Objective Surgery induces a catabolic response with stress hormone release and insulin resistance. The aim of this study was to assess the effect of pre-operative carbohydrate administration on grip strength, gastrointestinal function and hospital stay following elective colorectal surgery.
Methods Thirty-six patients undergoing elective colonic resection were randomized into one of three groups. Group 1 were fasted; Group 2 were given pre-operative oral water, Group 3 received equivalent volumes of a Maltodextrin drink. Time to first flatus, first bowel movement and hospital stay were recorded. Muscle strength was measured pre-operatively, and on alternate days thereafter until discharge using a grip strength dynamometer.
Results Patients in the carbohydrate group had a median postoperative hospital stay of 7.5 days compared with 13 days in the water group (P > 0.01) and 10 days in the fasted group (P = 0.06). The median time postsurgery to first flatus was 3 days for both the fasted and water groups compared with 1.5 days in the carbohydrate group (P = 0.13). First bowel movement occurred on day 3 in the carbohydrate group, day 4 in the fasting group and day 5 in the water group. The fasted group showed a significant reduction in postoperative grip strength (P < 0.05) with a median drop of 10% at discharge. Neither the water nor the carbohydrate groups showed significant reductions in muscle strength.

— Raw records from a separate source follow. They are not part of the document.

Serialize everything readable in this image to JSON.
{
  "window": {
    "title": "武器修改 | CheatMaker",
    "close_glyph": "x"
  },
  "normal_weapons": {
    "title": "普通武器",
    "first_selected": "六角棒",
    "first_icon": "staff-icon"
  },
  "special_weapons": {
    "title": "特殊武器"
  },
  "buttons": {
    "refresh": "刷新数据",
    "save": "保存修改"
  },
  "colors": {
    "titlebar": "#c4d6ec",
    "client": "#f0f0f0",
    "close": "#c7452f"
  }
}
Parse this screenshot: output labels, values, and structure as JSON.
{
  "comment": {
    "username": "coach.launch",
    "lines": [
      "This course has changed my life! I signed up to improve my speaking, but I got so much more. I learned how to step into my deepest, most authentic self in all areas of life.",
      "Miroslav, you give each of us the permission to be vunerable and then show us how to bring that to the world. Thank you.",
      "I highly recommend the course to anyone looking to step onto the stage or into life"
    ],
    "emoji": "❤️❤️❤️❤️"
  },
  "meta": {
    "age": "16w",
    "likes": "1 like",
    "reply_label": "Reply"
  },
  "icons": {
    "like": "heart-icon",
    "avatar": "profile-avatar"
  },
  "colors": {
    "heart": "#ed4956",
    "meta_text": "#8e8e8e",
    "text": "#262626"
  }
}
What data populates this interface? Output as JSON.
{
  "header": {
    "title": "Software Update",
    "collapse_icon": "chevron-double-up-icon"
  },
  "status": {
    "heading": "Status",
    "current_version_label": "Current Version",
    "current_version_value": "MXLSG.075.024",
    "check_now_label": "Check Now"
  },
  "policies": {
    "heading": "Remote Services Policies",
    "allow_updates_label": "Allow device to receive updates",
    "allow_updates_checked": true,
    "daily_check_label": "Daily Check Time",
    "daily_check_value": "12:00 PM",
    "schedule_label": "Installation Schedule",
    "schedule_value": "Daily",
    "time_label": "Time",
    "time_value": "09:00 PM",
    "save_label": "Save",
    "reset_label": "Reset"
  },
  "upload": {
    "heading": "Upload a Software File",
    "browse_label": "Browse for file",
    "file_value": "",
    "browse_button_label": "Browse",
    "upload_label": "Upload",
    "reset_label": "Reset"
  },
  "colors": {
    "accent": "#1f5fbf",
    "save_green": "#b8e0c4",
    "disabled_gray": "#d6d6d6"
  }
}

Conclusion We found that pre-operative administration of oral carbohydrate leads to a significantly reduced postoperative hospital stay, and a trend towards earlier return of gut function when compared with fasting or supplementary water.